The spring 2020 EarthTalks series, "Societal Problems, EESI Science towards Solutions," features scientists from Penn State's Earth and Environmental Systems Institute (EESI) and explores the human impacts on the global environment and how to apply this knowledge to decision-making.
The Atlantic Multidecadal Oscillation (AMO) and the Pacific Decadal Oscillation (PDO) do not appear to exist, according to a team of meteorologists who believe this has implications for both the validity of previous studies attributing past trends to these hypothetical natural oscillations and for the prospects of decade-scale climate predictability.
Meteorology and atmospheric science juniors Grant LaChat, Andrew Mardirossian, Jacob Morse, Kallan Parker and Bryttani Wooten received 2019 Ernest F. Hollings Undergraduate Scholarships from the National Atmospheric and Oceanic Association.
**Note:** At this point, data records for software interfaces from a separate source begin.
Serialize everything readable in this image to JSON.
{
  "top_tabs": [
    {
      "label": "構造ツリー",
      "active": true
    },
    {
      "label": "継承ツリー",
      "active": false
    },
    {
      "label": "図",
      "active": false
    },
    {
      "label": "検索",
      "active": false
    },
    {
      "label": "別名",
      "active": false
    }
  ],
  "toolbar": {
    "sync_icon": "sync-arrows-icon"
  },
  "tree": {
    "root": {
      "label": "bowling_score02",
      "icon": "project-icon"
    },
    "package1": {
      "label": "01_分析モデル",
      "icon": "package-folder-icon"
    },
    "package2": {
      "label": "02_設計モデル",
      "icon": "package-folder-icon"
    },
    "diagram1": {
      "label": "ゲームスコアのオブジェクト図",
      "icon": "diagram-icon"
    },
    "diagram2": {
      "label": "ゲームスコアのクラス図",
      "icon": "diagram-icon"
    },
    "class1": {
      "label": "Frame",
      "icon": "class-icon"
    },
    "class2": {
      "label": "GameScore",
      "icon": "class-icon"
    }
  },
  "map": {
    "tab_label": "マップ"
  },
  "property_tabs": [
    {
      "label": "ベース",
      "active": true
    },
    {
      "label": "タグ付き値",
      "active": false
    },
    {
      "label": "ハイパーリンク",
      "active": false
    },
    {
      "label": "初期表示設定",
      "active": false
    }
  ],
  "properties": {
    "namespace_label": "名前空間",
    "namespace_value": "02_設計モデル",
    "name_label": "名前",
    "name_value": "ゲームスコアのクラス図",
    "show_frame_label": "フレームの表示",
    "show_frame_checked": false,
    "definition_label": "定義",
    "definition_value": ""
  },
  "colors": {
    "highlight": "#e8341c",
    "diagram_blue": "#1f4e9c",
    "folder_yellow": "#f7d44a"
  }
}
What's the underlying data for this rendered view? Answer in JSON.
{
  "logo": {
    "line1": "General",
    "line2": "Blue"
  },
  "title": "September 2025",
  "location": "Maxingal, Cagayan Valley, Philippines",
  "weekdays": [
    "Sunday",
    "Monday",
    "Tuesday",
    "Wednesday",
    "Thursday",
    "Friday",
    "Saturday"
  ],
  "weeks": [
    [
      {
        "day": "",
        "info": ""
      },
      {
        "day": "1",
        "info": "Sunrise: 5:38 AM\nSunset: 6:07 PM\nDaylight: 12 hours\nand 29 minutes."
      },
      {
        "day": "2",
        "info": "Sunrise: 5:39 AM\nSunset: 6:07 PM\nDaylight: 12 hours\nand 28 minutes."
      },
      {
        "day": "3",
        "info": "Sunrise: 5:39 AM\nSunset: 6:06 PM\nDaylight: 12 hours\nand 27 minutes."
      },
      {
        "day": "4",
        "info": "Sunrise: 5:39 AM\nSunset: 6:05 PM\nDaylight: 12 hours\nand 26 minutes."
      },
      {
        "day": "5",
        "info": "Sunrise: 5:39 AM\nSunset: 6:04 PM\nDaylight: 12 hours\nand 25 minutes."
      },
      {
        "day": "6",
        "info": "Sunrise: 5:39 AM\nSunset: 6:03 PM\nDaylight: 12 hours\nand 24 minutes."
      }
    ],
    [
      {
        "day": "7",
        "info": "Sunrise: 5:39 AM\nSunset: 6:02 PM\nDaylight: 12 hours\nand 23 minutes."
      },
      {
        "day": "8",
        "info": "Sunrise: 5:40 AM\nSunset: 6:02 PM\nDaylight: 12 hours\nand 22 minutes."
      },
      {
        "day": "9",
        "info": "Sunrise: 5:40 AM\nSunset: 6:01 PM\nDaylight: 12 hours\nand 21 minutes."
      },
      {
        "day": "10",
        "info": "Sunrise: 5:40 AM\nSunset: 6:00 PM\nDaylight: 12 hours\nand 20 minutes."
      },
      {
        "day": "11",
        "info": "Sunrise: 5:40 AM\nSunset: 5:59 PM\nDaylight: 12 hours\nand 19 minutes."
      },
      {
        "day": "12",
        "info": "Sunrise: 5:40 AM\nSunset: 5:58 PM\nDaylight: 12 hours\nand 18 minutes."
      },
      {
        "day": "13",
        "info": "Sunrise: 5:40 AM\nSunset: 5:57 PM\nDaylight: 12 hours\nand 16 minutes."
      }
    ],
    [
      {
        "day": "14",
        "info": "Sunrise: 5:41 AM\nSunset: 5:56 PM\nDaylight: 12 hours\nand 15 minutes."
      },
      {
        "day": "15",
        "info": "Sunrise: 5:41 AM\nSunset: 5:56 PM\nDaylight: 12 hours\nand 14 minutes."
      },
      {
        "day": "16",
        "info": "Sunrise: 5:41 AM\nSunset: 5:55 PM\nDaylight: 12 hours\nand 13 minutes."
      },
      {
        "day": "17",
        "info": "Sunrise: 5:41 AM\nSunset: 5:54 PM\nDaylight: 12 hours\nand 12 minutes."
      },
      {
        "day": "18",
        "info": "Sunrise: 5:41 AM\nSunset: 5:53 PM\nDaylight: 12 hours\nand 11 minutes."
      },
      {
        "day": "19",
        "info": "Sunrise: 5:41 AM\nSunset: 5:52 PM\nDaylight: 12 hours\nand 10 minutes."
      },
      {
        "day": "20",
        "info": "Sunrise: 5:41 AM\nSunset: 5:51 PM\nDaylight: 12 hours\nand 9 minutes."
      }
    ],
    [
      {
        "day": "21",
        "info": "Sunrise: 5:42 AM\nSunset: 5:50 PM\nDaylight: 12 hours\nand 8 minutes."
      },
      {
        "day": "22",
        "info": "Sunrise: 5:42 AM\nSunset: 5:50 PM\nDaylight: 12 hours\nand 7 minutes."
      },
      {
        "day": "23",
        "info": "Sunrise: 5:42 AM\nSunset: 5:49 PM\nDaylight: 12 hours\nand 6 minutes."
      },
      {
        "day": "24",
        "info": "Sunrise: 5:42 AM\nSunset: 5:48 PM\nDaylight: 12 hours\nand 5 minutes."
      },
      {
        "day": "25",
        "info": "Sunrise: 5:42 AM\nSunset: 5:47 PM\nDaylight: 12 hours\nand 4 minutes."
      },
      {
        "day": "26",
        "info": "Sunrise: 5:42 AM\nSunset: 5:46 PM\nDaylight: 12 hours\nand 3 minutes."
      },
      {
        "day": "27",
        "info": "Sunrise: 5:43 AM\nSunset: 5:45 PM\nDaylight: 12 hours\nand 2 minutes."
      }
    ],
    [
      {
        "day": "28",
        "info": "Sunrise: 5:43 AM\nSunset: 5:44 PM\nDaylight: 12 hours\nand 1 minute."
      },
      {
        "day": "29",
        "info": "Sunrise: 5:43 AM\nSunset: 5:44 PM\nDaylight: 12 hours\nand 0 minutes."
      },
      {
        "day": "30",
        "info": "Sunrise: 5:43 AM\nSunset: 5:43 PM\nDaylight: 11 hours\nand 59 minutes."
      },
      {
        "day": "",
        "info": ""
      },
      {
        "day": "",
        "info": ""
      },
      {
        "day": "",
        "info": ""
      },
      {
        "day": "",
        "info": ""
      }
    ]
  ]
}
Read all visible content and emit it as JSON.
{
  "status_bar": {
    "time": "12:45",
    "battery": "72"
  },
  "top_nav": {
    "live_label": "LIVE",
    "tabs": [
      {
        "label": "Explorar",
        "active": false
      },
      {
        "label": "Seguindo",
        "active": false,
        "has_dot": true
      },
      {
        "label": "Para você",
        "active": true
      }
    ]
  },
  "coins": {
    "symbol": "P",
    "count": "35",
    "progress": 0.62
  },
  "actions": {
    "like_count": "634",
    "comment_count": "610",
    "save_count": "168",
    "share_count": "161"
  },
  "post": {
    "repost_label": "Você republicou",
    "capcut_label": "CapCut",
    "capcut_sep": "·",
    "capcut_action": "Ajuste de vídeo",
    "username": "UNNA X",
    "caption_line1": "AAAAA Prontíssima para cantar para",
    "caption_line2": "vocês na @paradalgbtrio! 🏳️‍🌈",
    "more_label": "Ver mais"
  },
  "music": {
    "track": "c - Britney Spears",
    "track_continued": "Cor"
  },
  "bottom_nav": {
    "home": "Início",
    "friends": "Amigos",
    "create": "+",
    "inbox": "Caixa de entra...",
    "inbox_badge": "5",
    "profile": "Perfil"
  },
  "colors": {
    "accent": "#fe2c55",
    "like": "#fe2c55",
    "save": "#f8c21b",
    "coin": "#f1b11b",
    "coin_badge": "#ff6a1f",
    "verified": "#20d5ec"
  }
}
Students brought two semesters of work to life at the recent WISER/MURE/FURP undergraduate research symposium, where they presented their research and answered questions from other students, staff and faculty, many from outside of their fields.